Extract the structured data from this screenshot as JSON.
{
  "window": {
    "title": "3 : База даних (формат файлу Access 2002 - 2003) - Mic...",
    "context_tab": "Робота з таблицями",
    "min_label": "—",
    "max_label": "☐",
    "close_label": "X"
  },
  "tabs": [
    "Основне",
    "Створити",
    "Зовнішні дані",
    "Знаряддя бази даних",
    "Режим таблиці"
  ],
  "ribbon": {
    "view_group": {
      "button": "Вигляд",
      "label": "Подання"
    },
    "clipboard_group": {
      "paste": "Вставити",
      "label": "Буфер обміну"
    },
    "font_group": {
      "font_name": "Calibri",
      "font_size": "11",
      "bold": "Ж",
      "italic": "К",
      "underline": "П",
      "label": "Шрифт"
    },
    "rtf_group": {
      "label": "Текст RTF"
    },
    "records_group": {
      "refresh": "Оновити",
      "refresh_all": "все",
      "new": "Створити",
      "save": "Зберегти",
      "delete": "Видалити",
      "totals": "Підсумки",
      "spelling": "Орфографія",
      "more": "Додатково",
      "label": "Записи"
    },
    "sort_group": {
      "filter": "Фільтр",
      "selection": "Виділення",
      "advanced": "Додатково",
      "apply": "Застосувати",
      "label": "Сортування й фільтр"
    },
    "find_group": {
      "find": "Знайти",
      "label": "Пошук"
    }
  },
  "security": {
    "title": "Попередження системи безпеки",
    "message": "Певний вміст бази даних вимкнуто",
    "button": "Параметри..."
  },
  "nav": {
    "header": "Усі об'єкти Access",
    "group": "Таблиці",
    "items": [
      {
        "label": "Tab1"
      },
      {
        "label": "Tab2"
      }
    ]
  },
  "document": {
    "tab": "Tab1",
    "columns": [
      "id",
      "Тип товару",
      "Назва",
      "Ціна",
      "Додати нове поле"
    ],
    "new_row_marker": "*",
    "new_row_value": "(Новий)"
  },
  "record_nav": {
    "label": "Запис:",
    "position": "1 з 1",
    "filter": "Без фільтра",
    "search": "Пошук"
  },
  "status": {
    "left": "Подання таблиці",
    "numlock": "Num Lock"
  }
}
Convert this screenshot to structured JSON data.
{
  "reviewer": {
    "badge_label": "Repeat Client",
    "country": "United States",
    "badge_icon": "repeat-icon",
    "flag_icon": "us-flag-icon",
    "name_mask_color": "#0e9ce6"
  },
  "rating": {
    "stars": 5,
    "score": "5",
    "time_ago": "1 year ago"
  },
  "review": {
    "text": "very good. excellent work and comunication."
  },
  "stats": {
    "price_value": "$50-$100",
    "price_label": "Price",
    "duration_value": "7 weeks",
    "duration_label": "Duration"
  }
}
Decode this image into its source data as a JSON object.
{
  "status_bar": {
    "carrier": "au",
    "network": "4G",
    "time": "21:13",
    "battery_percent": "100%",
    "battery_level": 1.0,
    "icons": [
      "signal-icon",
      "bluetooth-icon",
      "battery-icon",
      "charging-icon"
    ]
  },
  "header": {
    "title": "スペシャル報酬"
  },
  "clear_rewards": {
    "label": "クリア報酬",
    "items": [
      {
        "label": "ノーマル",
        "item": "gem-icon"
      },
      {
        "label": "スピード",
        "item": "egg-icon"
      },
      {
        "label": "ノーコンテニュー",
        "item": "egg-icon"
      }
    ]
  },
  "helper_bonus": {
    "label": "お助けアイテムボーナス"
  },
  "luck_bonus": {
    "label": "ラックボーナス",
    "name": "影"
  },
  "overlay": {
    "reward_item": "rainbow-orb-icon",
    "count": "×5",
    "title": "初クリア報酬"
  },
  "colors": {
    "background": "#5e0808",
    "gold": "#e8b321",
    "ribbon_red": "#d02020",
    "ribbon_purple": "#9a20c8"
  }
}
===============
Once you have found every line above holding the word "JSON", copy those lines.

Extract the structured data from this screenshot as JSON.
Convert this screenshot to structured JSON data.
Decode this image into its source data as a JSON object.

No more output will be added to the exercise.